Maybe so: cricket is not a particularly good industry for finish lines. However, as Tammy Beaumont explains, it was also a triumph that bolstered the case for a pay hike of up to 50% that made a very real difference. “I am in a position where I have bought my first house,” says the opener, who topped the list for World Cup runs. “Four years ago I couldn’t have managed that. People think we are now big celebrities on big bucks but it isn’t that. It is more life-changing to get on the property ladder.”

As for Nat Sciver, the undisputed queen of the Cup for capturing countless headlines due to the shot she repeatedly played through her legs (dubbed the Natmeg) it was simpler than that: just getting identified accurately.

“For someone who can go from not being very well known and [people] not knowing how to pronounce my surname to appearing on the back pages was pretty crazy,” the Surrey captain recalls. As for that shot? “It got blown out of proportion really but people jumped on it. It was brilliant how something small can become so big.”

The most experienced campaigner in the side, the 33-year-old Katherine Brunt, spans the amateur/professional divide having made her international bow in 2004, a decade before central contracts were issued. But it is how the game has evolved as a spectacle that she sees as the biggest legacy of this era. Shrubsole, her new-ball partner, agrees: “With teams going professional and semi-pro we are seeing the standard of cricket go through the roof. The World Cup last year was a real marker of that.”

Casting back to 2015, that was the inaugural season played before the Women’s Big Bash League began in Australia and the Kia Super League in England followed suit in 2016 — the first semi-professional T20 leagues.

According to women’s cricket Twitter statistician @hypocaust, scores are inflating in an unprecedented rate with the average target set in a T20 international leaping from 115 in 2015 to 142 so far in 2018. In ODIs, the advance is similar, from 190 to 250. In turn, sixes are also raining at a rate nearly double of that three years ago.

As well as the modern game potentially extending Brunt’s own career – with her propensity for clearing the rope resulting in her climbing the England batting order as a dual-threat – the veteran identified an opportunity with her newly increased profile to tell a difficult story of her own youth last month.

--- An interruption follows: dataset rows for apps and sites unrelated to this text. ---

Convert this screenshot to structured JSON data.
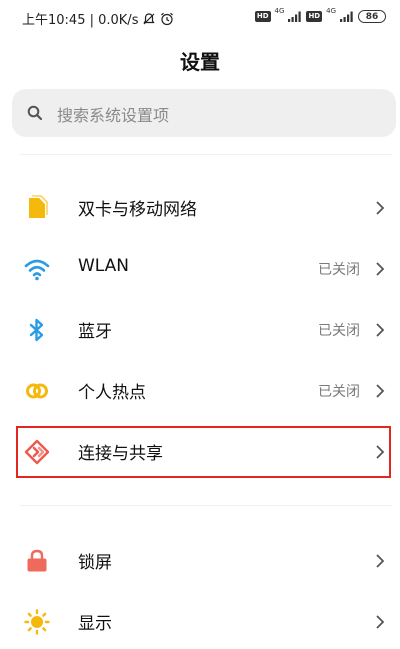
{
  "status_bar": {
    "time_speed": "上午10:45 | 0.0K/s",
    "hd1": "HD",
    "net1": "4G",
    "hd2": "HD",
    "net2": "4G",
    "battery": "86"
  },
  "page": {
    "title": "设置"
  },
  "search": {
    "placeholder": "搜索系统设置项"
  },
  "items": [
    {
      "label": "双卡与移动网络",
      "status": "",
      "icon": "sim-card-icon",
      "color": "#f5b90e"
    },
    {
      "label": "WLAN",
      "status": "已关闭",
      "icon": "wifi-icon",
      "color": "#2b9be5"
    },
    {
      "label": "蓝牙",
      "status": "已关闭",
      "icon": "bluetooth-icon",
      "color": "#2b9be5"
    },
    {
      "label": "个人热点",
      "status": "已关闭",
      "icon": "hotspot-icon",
      "color": "#f5b90e"
    },
    {
      "label": "连接与共享",
      "status": "",
      "icon": "connection-sharing-icon",
      "color": "#ec5a4f"
    },
    {
      "label": "锁屏",
      "status": "",
      "icon": "lock-icon",
      "color": "#ef6a5a"
    },
    {
      "label": "显示",
      "status": "",
      "icon": "sun-icon",
      "color": "#f5b90e"
    }
  ],
  "colors": {
    "highlight": "#e3271f",
    "search_bg": "#efefef"
  }
}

Plagued by bullying and self-image issues as a teen, Brunt opened up commendably in a documentary reproduced by Sky.

“The World Cup gave us all the start of what would be household names,” she says of the timing. “For me it is the appropriate moment to tell the story to help other people. I actually did get quite teary when I watched it back, to be honest. I did pour myself into it. But I am the oldest player in the team and have been through a lot so it seemed quite fitting to tell.”

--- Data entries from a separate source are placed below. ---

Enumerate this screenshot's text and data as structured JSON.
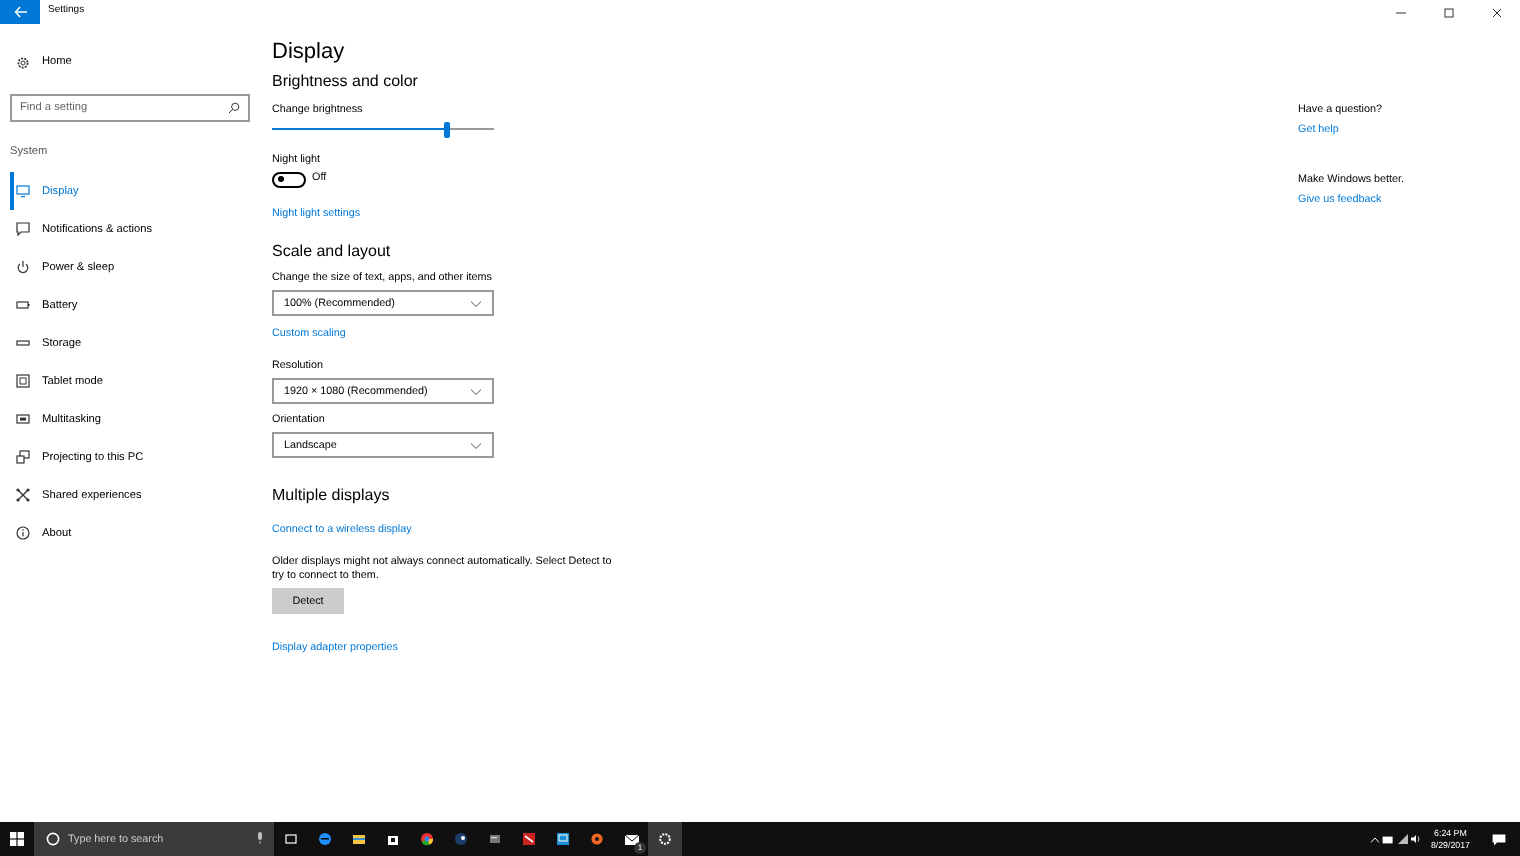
{
  "window": {
    "title": "Settings"
  },
  "sidebar": {
    "home": "Home",
    "search": {
      "placeholder": "Find a setting"
    },
    "section": "System",
    "items": [
      {
        "label": "Display",
        "selected": true
      },
      {
        "label": "Notifications & actions",
        "selected": false
      },
      {
        "label": "Power & sleep",
        "selected": false
      },
      {
        "label": "Battery",
        "selected": false
      },
      {
        "label": "Storage",
        "selected": false
      },
      {
        "label": "Tablet mode",
        "selected": false
      },
      {
        "label": "Multitasking",
        "selected": false
      },
      {
        "label": "Projecting to this PC",
        "selected": false
      },
      {
        "label": "Shared experiences",
        "selected": false
      },
      {
        "label": "About",
        "selected": false
      }
    ]
  },
  "page": {
    "title": "Display",
    "brightness": {
      "heading": "Brightness and color",
      "label": "Change brightness",
      "level": 0.79
    },
    "night_light": {
      "label": "Night light",
      "on": false,
      "state_text": "Off",
      "link": "Night light settings"
    },
    "scale": {
      "heading": "Scale and layout",
      "size_label": "Change the size of text, apps, and other items",
      "size_value": "100% (Recommended)",
      "custom_link": "Custom scaling",
      "resolution_label": "Resolution",
      "resolution_value": "1920 × 1080 (Recommended)",
      "orientation_label": "Orientation",
      "orientation_value": "Landscape"
    },
    "multiple": {
      "heading": "Multiple displays",
      "wireless_link": "Connect to a wireless display",
      "note": "Older displays might not always connect automatically. Select Detect to try to connect to them.",
      "detect_button": "Detect",
      "adapter_link": "Display adapter properties"
    }
  },
  "aside": [
    {
      "question": "Have a question?",
      "link": "Get help"
    },
    {
      "question": "Make Windows better.",
      "link": "Give us feedback"
    }
  ],
  "taskbar": {
    "search": {
      "placeholder": "Type here to search"
    },
    "mail_badge": "1",
    "time": "6:24 PM",
    "date": "8/29/2017"
  }
}
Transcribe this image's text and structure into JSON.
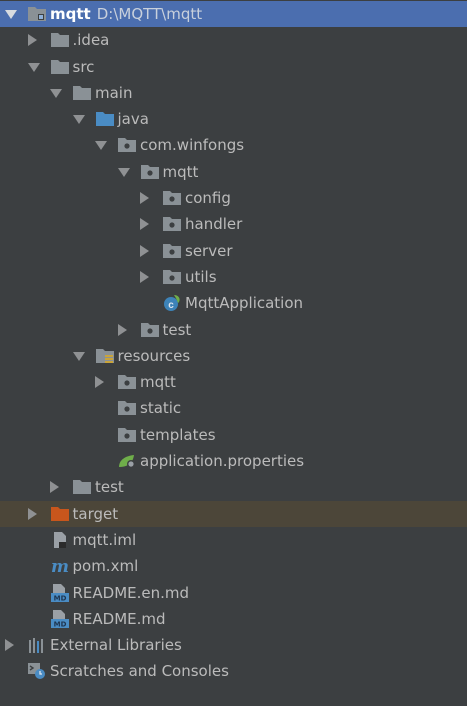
{
  "tree": [
    {
      "label": "mqtt",
      "path": "D:\\MQTT\\mqtt",
      "depth": 0,
      "arrow": "down",
      "icon": "module-folder-icon",
      "selected": true
    },
    {
      "label": ".idea",
      "depth": 1,
      "arrow": "right",
      "icon": "folder-icon"
    },
    {
      "label": "src",
      "depth": 1,
      "arrow": "down",
      "icon": "folder-icon"
    },
    {
      "label": "main",
      "depth": 2,
      "arrow": "down",
      "icon": "folder-icon"
    },
    {
      "label": "java",
      "depth": 3,
      "arrow": "down",
      "icon": "source-folder-icon"
    },
    {
      "label": "com.winfongs",
      "depth": 4,
      "arrow": "down",
      "icon": "package-icon"
    },
    {
      "label": "mqtt",
      "depth": 5,
      "arrow": "down",
      "icon": "package-icon"
    },
    {
      "label": "config",
      "depth": 6,
      "arrow": "right",
      "icon": "package-icon"
    },
    {
      "label": "handler",
      "depth": 6,
      "arrow": "right",
      "icon": "package-icon"
    },
    {
      "label": "server",
      "depth": 6,
      "arrow": "right",
      "icon": "package-icon"
    },
    {
      "label": "utils",
      "depth": 6,
      "arrow": "right",
      "icon": "package-icon"
    },
    {
      "label": "MqttApplication",
      "depth": 6,
      "arrow": "none",
      "icon": "spring-class-icon"
    },
    {
      "label": "test",
      "depth": 5,
      "arrow": "right",
      "icon": "package-icon"
    },
    {
      "label": "resources",
      "depth": 3,
      "arrow": "down",
      "icon": "resources-folder-icon"
    },
    {
      "label": "mqtt",
      "depth": 4,
      "arrow": "right",
      "icon": "package-icon"
    },
    {
      "label": "static",
      "depth": 4,
      "arrow": "none",
      "icon": "package-icon"
    },
    {
      "label": "templates",
      "depth": 4,
      "arrow": "none",
      "icon": "package-icon"
    },
    {
      "label": "application.properties",
      "depth": 4,
      "arrow": "none",
      "icon": "spring-properties-icon"
    },
    {
      "label": "test",
      "depth": 2,
      "arrow": "right",
      "icon": "folder-icon"
    },
    {
      "label": "target",
      "depth": 1,
      "arrow": "right",
      "icon": "excluded-folder-icon",
      "excluded": true
    },
    {
      "label": "mqtt.iml",
      "depth": 1,
      "arrow": "none",
      "icon": "iml-file-icon"
    },
    {
      "label": "pom.xml",
      "depth": 1,
      "arrow": "none",
      "icon": "maven-icon"
    },
    {
      "label": "README.en.md",
      "depth": 1,
      "arrow": "none",
      "icon": "markdown-icon"
    },
    {
      "label": "README.md",
      "depth": 1,
      "arrow": "none",
      "icon": "markdown-icon"
    },
    {
      "label": "External Libraries",
      "depth": 0,
      "arrow": "right",
      "icon": "libraries-icon"
    },
    {
      "label": "Scratches and Consoles",
      "depth": 0,
      "arrow": "none",
      "icon": "scratches-icon"
    }
  ],
  "colors": {
    "background": "#3c3f41",
    "selection": "#4b6eaf",
    "excluded_row": "#4c4639",
    "folder": "#8a9196",
    "source_folder": "#4a8cc4",
    "excluded_folder": "#c8561c",
    "spring_green": "#6fae4a"
  }
}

Tammy Beaumont has been able to buy her first home



Tammy Beaumont has been able to buy her first home. Photograph: John Sibley/Action Images via Reuters

On the cheerier side, Beaumont – who backed up her World Cup with a further three international centuries this summer – never gets sick of posing for photographs with her new fans, noticeably the player youngsters most want a piece of after games. “From last year so many young fans coming to watch and they know your name,” she says. “Certainly this year we have had a lot of girls coming up saying: ‘Oh, it is Tammy Beaumont’ or ‘That’s Nat Sciver’ or ‘That’s Danni Wyatt’. It has taken off.”

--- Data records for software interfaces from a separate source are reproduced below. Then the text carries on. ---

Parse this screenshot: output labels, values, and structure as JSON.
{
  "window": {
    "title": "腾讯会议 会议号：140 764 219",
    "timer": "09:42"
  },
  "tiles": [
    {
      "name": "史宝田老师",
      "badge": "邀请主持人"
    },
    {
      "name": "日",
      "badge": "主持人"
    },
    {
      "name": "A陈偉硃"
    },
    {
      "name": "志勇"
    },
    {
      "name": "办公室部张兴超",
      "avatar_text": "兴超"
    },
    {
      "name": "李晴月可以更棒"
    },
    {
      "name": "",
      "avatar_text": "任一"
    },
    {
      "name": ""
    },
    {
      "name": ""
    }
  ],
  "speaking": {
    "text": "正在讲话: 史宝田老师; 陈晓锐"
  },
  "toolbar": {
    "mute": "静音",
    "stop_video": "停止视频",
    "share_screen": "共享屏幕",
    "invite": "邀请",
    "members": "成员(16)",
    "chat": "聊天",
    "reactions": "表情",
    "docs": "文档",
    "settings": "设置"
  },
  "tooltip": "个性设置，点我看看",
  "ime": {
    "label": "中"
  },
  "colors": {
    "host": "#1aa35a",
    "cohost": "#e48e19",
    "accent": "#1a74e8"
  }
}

It is as ambassadors that England’s women remain at complete ease, long conditioned to selling their sport as much as playing. “Our voice is a powerful tool that can grow the game,” notes Shrubsole. “We are really trying to get as many women and girls playing as we possibly can and we have a crucial role to play.”

With, at last count by the ECB, 543 clubs now running a women’s section – a 30% increase from 2016 – much of this work is already yielding a dividend. At this rate, before long, many English summers will be owned by the girls.



READ SOURCE

Leave a Reply

This website uses cookies. By continuing to use this site, you accept our use of cookies.  Learn more